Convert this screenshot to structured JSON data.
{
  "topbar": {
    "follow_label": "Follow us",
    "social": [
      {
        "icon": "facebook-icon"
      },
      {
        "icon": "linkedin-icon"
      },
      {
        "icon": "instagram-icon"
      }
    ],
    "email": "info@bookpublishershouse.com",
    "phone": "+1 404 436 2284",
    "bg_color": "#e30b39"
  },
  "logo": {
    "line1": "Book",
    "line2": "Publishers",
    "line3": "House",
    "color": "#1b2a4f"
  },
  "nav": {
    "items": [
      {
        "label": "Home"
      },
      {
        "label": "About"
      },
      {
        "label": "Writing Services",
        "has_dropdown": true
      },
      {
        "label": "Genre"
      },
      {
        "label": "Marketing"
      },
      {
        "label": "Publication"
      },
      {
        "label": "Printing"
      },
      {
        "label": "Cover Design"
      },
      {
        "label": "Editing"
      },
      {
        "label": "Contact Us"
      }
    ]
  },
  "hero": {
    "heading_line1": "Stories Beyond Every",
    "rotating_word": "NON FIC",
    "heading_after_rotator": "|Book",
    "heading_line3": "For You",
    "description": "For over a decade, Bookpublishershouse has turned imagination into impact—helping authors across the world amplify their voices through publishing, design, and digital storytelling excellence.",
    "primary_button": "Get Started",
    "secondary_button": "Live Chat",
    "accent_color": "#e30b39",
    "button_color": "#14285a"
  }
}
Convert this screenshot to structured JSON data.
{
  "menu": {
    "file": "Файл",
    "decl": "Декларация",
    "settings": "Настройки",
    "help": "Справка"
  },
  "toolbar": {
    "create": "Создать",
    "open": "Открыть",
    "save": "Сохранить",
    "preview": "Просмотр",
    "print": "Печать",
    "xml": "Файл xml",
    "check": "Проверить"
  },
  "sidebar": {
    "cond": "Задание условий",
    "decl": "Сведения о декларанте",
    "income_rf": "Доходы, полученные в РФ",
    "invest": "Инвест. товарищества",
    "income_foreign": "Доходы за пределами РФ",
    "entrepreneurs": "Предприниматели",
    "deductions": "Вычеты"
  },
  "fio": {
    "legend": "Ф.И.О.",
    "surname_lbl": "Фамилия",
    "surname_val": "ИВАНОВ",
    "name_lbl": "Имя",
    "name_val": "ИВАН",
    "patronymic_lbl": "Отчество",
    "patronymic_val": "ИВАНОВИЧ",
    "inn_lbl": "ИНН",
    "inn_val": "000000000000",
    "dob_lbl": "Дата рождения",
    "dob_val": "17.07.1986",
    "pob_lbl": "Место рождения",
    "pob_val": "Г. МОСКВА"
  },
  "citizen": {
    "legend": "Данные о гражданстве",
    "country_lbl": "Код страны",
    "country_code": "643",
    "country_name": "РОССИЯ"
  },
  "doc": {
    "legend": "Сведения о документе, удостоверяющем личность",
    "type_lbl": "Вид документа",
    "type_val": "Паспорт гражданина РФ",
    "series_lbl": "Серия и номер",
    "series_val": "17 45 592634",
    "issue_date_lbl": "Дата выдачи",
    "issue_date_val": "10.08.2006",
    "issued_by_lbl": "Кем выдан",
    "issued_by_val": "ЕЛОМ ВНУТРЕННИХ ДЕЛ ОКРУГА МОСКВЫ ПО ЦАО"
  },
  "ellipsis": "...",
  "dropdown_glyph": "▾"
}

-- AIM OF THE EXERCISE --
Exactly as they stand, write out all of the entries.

-- OUTPUT OF THE TASK --
Convert this screenshot to structured JSON data.
{
  "topbar": {
    "follow_label": "Follow us",
    "social": [
      {
        "icon": "facebook-icon"
      },
      {
        "icon": "linkedin-icon"
      },
      {
        "icon": "instagram-icon"
      }
    ],
    "email": "info@bookpublishershouse.com",
    "phone": "+1 404 436 2284",
    "bg_color": "#e30b39"
  },
  "logo": {
    "line1": "Book",
    "line2": "Publishers",
    "line3": "House",
    "color": "#1b2a4f"
  },
  "nav": {
    "items": [
      {
        "label": "Home"
      },
      {
        "label": "About"
      },
      {
        "label": "Writing Services",
        "has_dropdown": true
      },
      {
        "label": "Genre"
      },
      {
        "label": "Marketing"
      },
      {
        "label": "Publication"
      },
      {
        "label": "Printing"
      },
      {
        "label": "Cover Design"
      },
      {
        "label": "Editing"
      },
      {
        "label": "Contact Us"
      }
    ]
  },
  "hero": {
    "heading_line1": "Stories Beyond Every",
    "rotating_word": "NON FIC",
    "heading_after_rotator": "|Book",
    "heading_line3": "For You",
    "description": "For over a decade, Bookpublishershouse has turned imagination into impact—helping authors across the world amplify their voices through publishing, design, and digital storytelling excellence.",
    "primary_button": "Get Started",
    "secondary_button": "Live Chat",
    "accent_color": "#e30b39",
    "button_color": "#14285a"
  }
}
Convert this screenshot to structured JSON data.
{
  "menu": {
    "file": "Файл",
    "decl": "Декларация",
    "settings": "Настройки",
    "help": "Справка"
  },
  "toolbar": {
    "create": "Создать",
    "open": "Открыть",
    "save": "Сохранить",
    "preview": "Просмотр",
    "print": "Печать",
    "xml": "Файл xml",
    "check": "Проверить"
  },
  "sidebar": {
    "cond": "Задание условий",
    "decl": "Сведения о декларанте",
    "income_rf": "Доходы, полученные в РФ",
    "invest": "Инвест. товарищества",
    "income_foreign": "Доходы за пределами РФ",
    "entrepreneurs": "Предприниматели",
    "deductions": "Вычеты"
  },
  "fio": {
    "legend": "Ф.И.О.",
    "surname_lbl": "Фамилия",
    "surname_val": "ИВАНОВ",
    "name_lbl": "Имя",
    "name_val": "ИВАН",
    "patronymic_lbl": "Отчество",
    "patronymic_val": "ИВАНОВИЧ",
    "inn_lbl": "ИНН",
    "inn_val": "000000000000",
    "dob_lbl": "Дата рождения",
    "dob_val": "17.07.1986",
    "pob_lbl": "Место рождения",
    "pob_val": "Г. МОСКВА"
  },
  "citizen": {
    "legend": "Данные о гражданстве",
    "country_lbl": "Код страны",
    "country_code": "643",
    "country_name": "РОССИЯ"
  },
  "doc": {
    "legend": "Сведения о документе, удостоверяющем личность",
    "type_lbl": "Вид документа",
    "type_val": "Паспорт гражданина РФ",
    "series_lbl": "Серия и номер",
    "series_val": "17 45 592634",
    "issue_date_lbl": "Дата выдачи",
    "issue_date_val": "10.08.2006",
    "issued_by_lbl": "Кем выдан",
    "issued_by_val": "ЕЛОМ ВНУТРЕННИХ ДЕЛ ОКРУГА МОСКВЫ ПО ЦАО"
  },
  "ellipsis": "...",
  "dropdown_glyph": "▾"
}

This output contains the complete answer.